On Friday former Liberal Democrat policy director and Parliamentary candidate Richard Grayson announced more details of his response to Ed Miliband’s invitation to encourage Lib Dems to take part in Labour’s policy review.
The details came in the form of an article due to be published in Liberator:
I saw that invitation as part of an effort to move Labour away from the tribalism which has been such a feature of its past. I have long been committed to pluralism and have a history of working with people from other parties. I have done that for some time through Compass, and will be speaking at the Green Party conference in February. Consequently, I was very happy to accept, although I would not have done so unless I believed it was a genuine act of pluralism.

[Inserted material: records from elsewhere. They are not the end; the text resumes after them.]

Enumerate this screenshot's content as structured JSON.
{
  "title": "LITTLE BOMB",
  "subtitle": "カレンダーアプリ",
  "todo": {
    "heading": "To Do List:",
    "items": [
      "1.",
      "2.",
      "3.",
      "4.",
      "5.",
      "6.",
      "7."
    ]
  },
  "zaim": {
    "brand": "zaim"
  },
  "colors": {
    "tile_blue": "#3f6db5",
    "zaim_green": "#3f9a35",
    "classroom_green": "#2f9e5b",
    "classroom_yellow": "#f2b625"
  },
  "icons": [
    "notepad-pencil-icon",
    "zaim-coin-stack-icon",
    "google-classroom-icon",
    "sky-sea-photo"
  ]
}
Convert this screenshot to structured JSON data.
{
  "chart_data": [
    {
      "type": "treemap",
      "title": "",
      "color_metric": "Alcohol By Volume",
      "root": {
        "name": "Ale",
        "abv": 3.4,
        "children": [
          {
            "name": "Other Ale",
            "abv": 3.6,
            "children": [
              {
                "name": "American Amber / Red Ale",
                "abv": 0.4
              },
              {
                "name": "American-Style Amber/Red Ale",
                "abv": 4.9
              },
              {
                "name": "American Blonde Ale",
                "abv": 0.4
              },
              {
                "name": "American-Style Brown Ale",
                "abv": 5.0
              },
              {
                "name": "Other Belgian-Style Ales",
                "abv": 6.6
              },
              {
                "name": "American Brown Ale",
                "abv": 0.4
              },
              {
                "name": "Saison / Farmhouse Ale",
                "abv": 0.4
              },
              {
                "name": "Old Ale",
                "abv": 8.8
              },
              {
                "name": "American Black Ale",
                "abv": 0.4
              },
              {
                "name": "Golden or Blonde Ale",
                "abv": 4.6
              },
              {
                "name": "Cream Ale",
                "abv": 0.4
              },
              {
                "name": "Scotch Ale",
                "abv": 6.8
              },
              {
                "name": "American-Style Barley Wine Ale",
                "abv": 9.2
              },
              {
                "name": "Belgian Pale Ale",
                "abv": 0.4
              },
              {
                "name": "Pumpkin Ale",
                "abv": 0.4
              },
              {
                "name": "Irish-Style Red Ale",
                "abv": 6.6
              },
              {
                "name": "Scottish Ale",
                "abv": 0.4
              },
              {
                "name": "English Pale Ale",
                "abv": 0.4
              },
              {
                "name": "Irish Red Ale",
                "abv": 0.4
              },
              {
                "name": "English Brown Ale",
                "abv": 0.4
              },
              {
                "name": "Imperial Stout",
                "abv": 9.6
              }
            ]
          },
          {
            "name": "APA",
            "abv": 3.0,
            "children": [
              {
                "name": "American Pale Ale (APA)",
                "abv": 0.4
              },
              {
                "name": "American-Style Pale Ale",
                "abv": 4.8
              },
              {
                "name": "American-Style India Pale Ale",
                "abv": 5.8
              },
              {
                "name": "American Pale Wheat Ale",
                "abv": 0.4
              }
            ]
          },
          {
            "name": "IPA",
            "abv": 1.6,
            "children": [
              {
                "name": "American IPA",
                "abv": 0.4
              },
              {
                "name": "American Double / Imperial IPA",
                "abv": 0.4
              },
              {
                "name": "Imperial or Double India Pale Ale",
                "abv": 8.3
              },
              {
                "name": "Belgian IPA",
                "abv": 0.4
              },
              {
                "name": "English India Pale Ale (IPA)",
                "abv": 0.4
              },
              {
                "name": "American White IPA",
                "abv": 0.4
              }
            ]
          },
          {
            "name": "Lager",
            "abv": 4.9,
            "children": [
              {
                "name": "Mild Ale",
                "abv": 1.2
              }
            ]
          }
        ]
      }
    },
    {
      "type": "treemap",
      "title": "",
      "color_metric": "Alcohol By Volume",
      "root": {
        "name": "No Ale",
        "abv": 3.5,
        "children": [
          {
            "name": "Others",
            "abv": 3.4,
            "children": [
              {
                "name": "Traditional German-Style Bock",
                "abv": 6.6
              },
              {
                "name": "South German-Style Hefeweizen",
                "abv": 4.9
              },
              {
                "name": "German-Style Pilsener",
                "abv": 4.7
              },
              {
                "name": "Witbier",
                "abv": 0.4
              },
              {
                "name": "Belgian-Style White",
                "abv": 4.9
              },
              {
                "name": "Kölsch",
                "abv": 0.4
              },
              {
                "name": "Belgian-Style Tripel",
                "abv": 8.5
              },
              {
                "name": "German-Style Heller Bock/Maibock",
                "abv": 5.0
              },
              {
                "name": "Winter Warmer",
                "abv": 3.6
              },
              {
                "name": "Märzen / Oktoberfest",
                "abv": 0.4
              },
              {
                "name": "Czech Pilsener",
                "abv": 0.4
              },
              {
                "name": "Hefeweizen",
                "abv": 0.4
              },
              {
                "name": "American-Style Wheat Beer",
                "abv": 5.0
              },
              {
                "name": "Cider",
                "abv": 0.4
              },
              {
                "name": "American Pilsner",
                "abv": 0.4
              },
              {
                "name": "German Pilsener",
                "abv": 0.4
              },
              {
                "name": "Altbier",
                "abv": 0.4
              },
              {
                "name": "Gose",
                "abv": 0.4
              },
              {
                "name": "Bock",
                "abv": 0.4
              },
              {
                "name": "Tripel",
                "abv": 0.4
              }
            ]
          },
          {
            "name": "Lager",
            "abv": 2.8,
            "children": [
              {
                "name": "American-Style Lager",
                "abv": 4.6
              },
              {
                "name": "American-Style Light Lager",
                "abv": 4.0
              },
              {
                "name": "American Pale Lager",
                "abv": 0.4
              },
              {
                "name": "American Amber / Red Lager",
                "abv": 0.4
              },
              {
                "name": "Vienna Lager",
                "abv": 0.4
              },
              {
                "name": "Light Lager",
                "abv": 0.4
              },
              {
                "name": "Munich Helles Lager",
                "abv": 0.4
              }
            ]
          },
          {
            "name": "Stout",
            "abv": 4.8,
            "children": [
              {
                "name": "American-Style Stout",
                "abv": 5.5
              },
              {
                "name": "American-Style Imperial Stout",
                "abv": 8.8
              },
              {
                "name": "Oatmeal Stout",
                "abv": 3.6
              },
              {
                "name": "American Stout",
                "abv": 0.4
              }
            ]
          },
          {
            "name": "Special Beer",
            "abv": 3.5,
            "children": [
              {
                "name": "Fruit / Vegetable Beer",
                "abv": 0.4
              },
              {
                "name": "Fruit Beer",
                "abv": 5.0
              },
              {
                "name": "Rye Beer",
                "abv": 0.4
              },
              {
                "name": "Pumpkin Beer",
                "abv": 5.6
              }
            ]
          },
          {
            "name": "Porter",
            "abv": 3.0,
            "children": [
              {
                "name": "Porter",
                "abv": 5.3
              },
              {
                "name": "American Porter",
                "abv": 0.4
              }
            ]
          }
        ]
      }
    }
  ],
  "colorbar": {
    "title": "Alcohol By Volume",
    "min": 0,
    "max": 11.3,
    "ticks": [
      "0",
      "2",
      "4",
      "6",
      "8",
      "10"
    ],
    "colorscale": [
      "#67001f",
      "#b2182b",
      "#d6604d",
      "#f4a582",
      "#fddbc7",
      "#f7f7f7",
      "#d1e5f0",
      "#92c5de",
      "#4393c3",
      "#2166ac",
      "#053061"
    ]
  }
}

I appreciate why many Liberal Democrats have reservations about this offer. I understand the why some clearly in the centre-left mainstream of the party wish to remind the public of the failings of the previous Labour government. So they should. I would counter some of the more florid comments (such as the party’s formal response, ‘why would any sane progressive even give them [Labour] a second glance?’) simply by pointing out that Liberal Democrats already engage with Labour on an almost daily basis through think tanks. We have even recently learned of parliamentary discussions between Labour and both the Leader and Deputy Leader of our parties. However, many of the criticisms of my role are based on misunderstandings about what it involves.
The key part of his explanation is the view he takes of Ed Miliband:
Some in Labour have long been against the tribalism which has dominated the party, but they have seldom been in positions of influence, let alone leadership. Consequently, when Liberal Democrats have considered co-operating with Labour, the Labour leadership has been a barrier. However, I believe that Ed Miliband is different. He is clearly on the centre-left, firmly rooted in the territory inhabited by social democrats and social liberals. He is also different because he has opened the door to co-operation with people in other parties over policy development. He said last year, ‘Wisdom is not the preserve of any one party. Some of the political figures in history who I admire most are Keynes, Lloyd George, Beveridge, who were not members of the Labour Party.’ I am not sure how far Liberal Democrats have understood the significance of this. For the leader of the most tribal party to say it is groundbreaking. For him then to act on it by calling on people from outside Labour to engage in Labour’s policy process, while remaining in their own parties, is nothing less than revolutionary. Indeed, it goes further than the Liberal Democrats have ever done. While our policy process routinely encourages ‘experts’ to engage with policy working groups, we have never gone out of our way to seek contributions from people from, for example, Labour or the Greens.
After stressing that he is, and fully intends to remain, a Liberal Democrat member Grayson gives details of who else is joining him in this venture:
Thus far, in addition to myself, there are seven other former parliamentary candidates: Dr Ron Beadle (Newcastle-upon-Tyne North 2010), Ruth Bright (Hampshire East 2005), Linda Jack (Luton North 2005, Bedfordshire Mid 2010), Margaret Phelps (Cynon Valley 2005, Witham 2010), Nick Rijke (St Albans 2001), Tim Starkey (Chesham and Amersham 2010) and Prof John Howson (Reading East 2005). They will make contributions on issues such as public services, crime, the environment and business. They are joined by others with specific expertise: Prof Stephen Haseler (banking and finance), Simon Hebditch (charities/voluntary sector) and Dr Jo Ingold (labour markets). Some of these people have expressed concern about the coalition and the direction of the party, some are relatively happy with both and are engaging because they believe in pluralism. All can be relied upon to sound the alarm at the first instance if this is anything other than an exercise in political pluralism. But we can never know that unless we engage in the first place.
Given the previous reactions to news of Ed Miliband’s invitation, I’ve no doubt that Richard Grayson’s moves will provoke lively debate in the party. There should however be wide agreement on his final point, which is that nobody in the Liberal Democrats should want working with the Conservatives to be the only conceivable option in the party’s future. The question is more about what the best route is to avoid being trapped in a one-choice only future.
You can catch a discussion on the Today program with Richard Grayson 1 hour 20 minutes in at http://www.bbc.co.uk/iplayer/console/b00y5ckx/Today_11_02_2011